[[ Raw data open ]]
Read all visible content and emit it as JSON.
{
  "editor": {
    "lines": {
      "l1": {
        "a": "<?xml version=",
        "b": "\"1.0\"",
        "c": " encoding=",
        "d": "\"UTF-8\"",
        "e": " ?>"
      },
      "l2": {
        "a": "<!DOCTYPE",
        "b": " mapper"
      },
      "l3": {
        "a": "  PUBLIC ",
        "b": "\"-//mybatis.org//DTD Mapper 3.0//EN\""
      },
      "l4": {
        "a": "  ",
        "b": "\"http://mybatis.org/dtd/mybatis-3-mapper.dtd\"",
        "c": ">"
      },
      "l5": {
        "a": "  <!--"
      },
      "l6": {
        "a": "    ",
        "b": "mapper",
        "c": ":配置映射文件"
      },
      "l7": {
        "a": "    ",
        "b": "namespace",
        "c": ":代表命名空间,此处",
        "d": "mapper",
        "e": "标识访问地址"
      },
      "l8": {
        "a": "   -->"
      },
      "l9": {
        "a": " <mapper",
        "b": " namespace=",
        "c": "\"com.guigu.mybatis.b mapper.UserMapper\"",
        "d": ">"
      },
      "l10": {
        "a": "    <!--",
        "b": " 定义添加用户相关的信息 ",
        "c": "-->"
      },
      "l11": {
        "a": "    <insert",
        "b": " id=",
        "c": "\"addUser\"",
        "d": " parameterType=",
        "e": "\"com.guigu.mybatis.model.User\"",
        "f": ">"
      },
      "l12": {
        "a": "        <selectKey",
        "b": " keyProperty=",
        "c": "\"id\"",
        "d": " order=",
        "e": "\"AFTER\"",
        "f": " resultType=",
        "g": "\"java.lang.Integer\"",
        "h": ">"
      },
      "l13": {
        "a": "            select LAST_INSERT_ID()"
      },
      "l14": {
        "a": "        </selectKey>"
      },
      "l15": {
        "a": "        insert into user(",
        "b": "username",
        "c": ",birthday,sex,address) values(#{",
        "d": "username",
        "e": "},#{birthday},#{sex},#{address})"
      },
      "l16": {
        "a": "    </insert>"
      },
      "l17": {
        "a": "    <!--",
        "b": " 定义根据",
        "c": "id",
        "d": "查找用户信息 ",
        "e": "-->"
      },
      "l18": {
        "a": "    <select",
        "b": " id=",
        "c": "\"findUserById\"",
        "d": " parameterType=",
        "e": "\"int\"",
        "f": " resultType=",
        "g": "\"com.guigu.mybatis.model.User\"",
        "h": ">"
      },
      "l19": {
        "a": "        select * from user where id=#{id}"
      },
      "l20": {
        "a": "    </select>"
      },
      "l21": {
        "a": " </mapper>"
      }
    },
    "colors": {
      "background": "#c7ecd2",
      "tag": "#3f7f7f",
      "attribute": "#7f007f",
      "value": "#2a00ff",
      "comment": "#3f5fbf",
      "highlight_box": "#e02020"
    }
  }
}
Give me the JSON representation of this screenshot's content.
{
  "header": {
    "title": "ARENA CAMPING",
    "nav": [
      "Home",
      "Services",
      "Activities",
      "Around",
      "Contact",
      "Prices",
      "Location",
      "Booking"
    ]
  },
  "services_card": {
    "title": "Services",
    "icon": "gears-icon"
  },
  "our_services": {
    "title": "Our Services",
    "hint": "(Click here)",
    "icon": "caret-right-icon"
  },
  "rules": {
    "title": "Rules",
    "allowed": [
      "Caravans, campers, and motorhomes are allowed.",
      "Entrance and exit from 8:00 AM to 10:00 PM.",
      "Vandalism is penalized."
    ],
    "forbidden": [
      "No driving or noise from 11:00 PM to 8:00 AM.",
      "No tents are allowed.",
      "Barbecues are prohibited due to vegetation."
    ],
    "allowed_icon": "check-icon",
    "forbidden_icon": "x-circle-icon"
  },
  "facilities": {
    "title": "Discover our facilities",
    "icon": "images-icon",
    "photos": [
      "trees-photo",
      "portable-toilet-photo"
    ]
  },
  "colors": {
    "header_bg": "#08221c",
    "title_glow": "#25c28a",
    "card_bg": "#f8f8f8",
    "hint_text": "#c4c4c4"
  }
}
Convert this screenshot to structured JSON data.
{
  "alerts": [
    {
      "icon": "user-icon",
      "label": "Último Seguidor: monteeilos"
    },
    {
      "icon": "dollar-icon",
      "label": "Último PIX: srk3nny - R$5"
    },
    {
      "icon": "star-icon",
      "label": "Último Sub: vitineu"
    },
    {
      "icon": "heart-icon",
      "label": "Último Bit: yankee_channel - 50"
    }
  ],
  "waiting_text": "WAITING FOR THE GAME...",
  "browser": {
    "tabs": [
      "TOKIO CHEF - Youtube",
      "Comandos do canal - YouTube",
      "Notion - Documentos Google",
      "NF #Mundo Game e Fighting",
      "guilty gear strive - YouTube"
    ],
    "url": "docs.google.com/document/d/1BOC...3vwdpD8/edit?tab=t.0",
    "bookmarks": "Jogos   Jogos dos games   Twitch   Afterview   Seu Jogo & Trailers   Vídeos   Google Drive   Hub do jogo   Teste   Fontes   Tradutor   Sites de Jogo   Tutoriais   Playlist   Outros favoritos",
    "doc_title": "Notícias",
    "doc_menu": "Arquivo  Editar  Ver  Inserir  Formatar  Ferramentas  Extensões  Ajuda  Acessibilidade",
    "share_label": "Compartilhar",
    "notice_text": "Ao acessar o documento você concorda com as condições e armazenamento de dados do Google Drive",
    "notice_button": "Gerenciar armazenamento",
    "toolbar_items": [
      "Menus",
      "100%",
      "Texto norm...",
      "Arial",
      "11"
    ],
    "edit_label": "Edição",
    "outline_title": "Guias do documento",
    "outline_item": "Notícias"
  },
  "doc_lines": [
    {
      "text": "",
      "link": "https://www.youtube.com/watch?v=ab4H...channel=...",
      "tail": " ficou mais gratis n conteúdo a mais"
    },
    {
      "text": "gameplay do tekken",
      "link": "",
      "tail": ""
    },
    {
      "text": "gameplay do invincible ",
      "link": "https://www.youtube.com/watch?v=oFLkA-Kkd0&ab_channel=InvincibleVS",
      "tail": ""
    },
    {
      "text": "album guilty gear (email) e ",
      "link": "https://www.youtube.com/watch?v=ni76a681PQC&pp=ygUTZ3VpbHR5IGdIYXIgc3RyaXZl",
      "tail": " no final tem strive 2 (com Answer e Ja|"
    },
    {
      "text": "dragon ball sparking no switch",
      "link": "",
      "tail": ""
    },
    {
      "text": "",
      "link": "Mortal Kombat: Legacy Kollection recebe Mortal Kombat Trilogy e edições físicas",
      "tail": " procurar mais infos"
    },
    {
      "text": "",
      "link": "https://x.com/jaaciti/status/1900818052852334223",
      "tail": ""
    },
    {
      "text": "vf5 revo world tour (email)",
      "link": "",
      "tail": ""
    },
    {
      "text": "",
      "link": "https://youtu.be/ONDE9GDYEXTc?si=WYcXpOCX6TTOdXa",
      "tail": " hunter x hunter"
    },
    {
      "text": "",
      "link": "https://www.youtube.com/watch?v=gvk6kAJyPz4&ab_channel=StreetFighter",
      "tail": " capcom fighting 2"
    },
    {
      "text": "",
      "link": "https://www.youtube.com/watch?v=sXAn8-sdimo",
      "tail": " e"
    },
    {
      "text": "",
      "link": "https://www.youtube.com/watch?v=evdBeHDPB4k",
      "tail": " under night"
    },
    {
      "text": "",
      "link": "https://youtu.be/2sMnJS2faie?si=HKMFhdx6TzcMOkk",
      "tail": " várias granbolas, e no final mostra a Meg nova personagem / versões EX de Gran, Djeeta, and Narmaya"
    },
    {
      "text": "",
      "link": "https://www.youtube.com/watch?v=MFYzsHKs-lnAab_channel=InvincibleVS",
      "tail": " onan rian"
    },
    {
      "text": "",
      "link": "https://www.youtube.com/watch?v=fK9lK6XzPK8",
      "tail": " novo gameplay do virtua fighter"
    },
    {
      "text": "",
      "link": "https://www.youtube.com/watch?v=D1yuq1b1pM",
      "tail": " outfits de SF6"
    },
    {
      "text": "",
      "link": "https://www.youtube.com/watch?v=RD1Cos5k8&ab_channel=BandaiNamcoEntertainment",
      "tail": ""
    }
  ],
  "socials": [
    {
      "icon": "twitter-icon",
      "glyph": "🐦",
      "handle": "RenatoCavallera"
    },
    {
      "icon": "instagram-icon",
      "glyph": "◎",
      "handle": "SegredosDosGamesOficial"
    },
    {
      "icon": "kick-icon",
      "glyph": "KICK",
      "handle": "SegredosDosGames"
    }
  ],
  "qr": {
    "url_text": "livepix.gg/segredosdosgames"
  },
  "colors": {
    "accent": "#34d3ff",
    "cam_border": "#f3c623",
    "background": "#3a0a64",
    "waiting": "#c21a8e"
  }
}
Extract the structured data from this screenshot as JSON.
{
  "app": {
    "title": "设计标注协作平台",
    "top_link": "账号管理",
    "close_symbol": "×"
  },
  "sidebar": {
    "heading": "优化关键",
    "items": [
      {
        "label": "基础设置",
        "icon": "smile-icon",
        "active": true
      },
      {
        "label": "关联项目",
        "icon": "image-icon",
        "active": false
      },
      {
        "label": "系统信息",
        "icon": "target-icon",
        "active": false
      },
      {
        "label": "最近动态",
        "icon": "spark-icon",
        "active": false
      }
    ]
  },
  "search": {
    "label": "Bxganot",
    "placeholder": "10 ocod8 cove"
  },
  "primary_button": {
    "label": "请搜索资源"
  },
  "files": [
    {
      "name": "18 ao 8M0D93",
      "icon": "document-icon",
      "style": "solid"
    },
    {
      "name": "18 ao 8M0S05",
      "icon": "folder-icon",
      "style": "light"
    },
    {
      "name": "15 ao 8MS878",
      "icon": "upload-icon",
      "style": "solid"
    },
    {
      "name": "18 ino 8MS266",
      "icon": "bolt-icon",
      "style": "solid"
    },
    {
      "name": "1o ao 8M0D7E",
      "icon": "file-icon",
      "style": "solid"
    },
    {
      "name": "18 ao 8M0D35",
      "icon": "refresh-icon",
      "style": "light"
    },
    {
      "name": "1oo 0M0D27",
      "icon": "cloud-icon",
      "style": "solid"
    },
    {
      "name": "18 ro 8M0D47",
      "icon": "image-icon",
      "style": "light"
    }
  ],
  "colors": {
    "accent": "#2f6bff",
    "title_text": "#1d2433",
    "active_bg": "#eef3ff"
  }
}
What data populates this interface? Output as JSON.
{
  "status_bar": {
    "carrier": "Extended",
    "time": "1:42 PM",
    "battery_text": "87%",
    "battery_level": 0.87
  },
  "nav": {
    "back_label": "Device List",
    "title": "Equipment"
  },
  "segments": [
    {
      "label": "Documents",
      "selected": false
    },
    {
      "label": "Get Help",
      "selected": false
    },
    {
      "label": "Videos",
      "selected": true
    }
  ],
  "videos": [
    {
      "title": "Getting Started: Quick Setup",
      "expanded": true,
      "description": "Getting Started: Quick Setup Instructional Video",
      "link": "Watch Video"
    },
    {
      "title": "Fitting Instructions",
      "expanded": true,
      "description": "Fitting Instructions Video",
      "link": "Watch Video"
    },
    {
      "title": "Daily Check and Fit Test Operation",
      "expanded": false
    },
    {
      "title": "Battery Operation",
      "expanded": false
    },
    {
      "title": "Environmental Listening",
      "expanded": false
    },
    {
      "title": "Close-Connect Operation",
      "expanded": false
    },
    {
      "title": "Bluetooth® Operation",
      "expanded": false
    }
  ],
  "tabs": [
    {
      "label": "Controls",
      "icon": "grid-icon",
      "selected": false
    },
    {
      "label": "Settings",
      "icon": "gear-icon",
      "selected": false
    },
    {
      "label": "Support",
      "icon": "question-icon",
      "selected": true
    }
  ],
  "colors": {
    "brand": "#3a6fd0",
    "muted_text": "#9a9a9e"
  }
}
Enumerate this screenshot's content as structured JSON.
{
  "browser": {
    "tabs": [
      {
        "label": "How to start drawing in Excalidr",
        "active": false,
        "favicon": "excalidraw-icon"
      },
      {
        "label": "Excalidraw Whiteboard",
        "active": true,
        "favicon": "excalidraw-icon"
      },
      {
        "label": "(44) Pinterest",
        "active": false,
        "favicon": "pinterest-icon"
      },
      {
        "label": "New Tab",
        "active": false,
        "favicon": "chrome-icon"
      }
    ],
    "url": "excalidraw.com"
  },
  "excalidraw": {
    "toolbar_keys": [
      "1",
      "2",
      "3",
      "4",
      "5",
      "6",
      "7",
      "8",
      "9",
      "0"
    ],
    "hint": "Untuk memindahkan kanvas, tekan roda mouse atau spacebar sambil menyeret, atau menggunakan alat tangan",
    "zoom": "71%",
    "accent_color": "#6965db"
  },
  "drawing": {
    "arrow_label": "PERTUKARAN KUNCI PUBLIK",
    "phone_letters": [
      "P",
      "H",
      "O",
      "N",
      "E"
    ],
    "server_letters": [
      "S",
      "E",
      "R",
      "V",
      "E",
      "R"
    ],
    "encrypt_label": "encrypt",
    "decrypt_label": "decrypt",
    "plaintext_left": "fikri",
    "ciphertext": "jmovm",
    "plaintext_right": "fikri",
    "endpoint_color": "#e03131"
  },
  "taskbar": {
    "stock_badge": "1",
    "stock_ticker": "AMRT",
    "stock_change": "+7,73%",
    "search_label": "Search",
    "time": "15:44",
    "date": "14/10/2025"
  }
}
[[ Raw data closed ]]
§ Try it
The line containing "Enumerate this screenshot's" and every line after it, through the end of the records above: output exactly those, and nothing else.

§ Finished exercise
Enumerate this screenshot's content as structured JSON.
{
  "browser": {
    "tabs": [
      {
        "label": "How to start drawing in Excalidr",
        "active": false,
        "favicon": "excalidraw-icon"
      },
      {
        "label": "Excalidraw Whiteboard",
        "active": true,
        "favicon": "excalidraw-icon"
      },
      {
        "label": "(44) Pinterest",
        "active": false,
        "favicon": "pinterest-icon"
      },
      {
        "label": "New Tab",
        "active": false,
        "favicon": "chrome-icon"
      }
    ],
    "url": "excalidraw.com"
  },
  "excalidraw": {
    "toolbar_keys": [
      "1",
      "2",
      "3",
      "4",
      "5",
      "6",
      "7",
      "8",
      "9",
      "0"
    ],
    "hint": "Untuk memindahkan kanvas, tekan roda mouse atau spacebar sambil menyeret, atau menggunakan alat tangan",
    "zoom": "71%",
    "accent_color": "#6965db"
  },
  "drawing": {
    "arrow_label": "PERTUKARAN KUNCI PUBLIK",
    "phone_letters": [
      "P",
      "H",
      "O",
      "N",
      "E"
    ],
    "server_letters": [
      "S",
      "E",
      "R",
      "V",
      "E",
      "R"
    ],
    "encrypt_label": "encrypt",
    "decrypt_label": "decrypt",
    "plaintext_left": "fikri",
    "ciphertext": "jmovm",
    "plaintext_right": "fikri",
    "endpoint_color": "#e03131"
  },
  "taskbar": {
    "stock_badge": "1",
    "stock_ticker": "AMRT",
    "stock_change": "+7,73%",
    "search_label": "Search",
    "time": "15:44",
    "date": "14/10/2025"
  }
}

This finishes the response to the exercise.